Citation: Kumar A, Kumar S, Bains S, Vaidya V, Singh B, Kaur R, Kaur J and Singh K (2016) De novo Transcriptome Analysis Revealed Genes Involved in Flavonoid and Vitamin C Biosynthesis in Phyllanthus emblica (L.). Front. Plant Sci. 7:1610. doi: 10.3389/fpls.2016.01610
Received: 29 March 2016; Accepted: 12 October 2016;
Published: 27 October 2016.
Edited by:Sagadevan G. Mundree, Queensland University of Technology, Australia
Reviewed by:Biswapriya Biswavas Misra, Texas Biomedical Research Institute, USA
Andrew Wood, Southern Illinois University Carbondale, USA

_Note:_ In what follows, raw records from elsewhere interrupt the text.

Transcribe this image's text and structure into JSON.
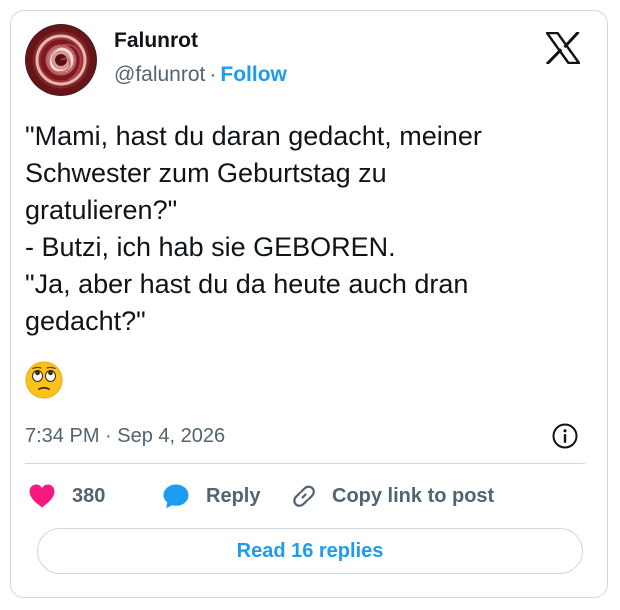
{
  "author": {
    "display_name": "Falunrot",
    "handle": "@falunrot",
    "separator": "·",
    "follow_label": "Follow"
  },
  "tweet": {
    "lines": [
      "\"Mami, hast du daran gedacht, meiner",
      "Schwester zum Geburtstag zu",
      "gratulieren?\"",
      "- Butzi, ich hab sie GEBOREN.",
      "\"Ja, aber hast du da heute auch dran",
      "gedacht?\""
    ],
    "emoji_icon": "face-with-rolling-eyes-icon"
  },
  "meta": {
    "time": "7:34 PM",
    "separator": "·",
    "date": "Sep 4, 2026"
  },
  "actions": {
    "like_count": "380",
    "reply_label": "Reply",
    "copy_label": "Copy link to post"
  },
  "read_replies_label": "Read 16 replies",
  "colors": {
    "accent": "#1d9bf0",
    "heart": "#f91880",
    "text": "#0f1419",
    "muted": "#536471",
    "border": "#cfd9de"
  }
}
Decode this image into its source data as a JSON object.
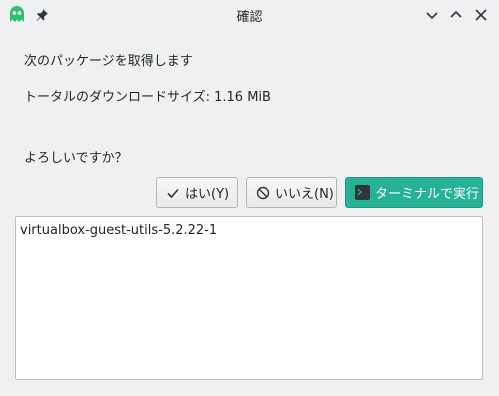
{
  "window": {
    "title": "確認",
    "icons": {
      "app": "ghost-icon",
      "pin": "pin-icon",
      "minimize": "chevron-down-icon",
      "maximize": "chevron-up-icon",
      "close": "close-icon"
    }
  },
  "message": {
    "line1": "次のパッケージを取得します",
    "line2": "トータルのダウンロードサイズ: 1.16 MiB",
    "question": "よろしいですか？"
  },
  "buttons": {
    "yes_label": "はい(Y)",
    "no_label": "いいえ(N)",
    "terminal_label": "ターミナルで実行"
  },
  "packages": [
    "virtualbox-guest-utils-5.2.22-1"
  ],
  "colors": {
    "accent": "#27b197",
    "app_icon": "#2fbf71",
    "background": "#eff0f1"
  }
}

Copyright © 2016 Kumar, Kumar, Bains, Vaidya, Singh, Kaur, Kaur and Singh. This is an open-access article distributed under the terms of the Creative Commons Attribution License (CC BY). The use, distribution or reproduction in other forums is permitted, provided the original author(s) or licensor are credited and that the original publication in this journal is cited, in accordance with accepted academic practice. No use, distribution or reproduction is permitted which does not comply with these terms.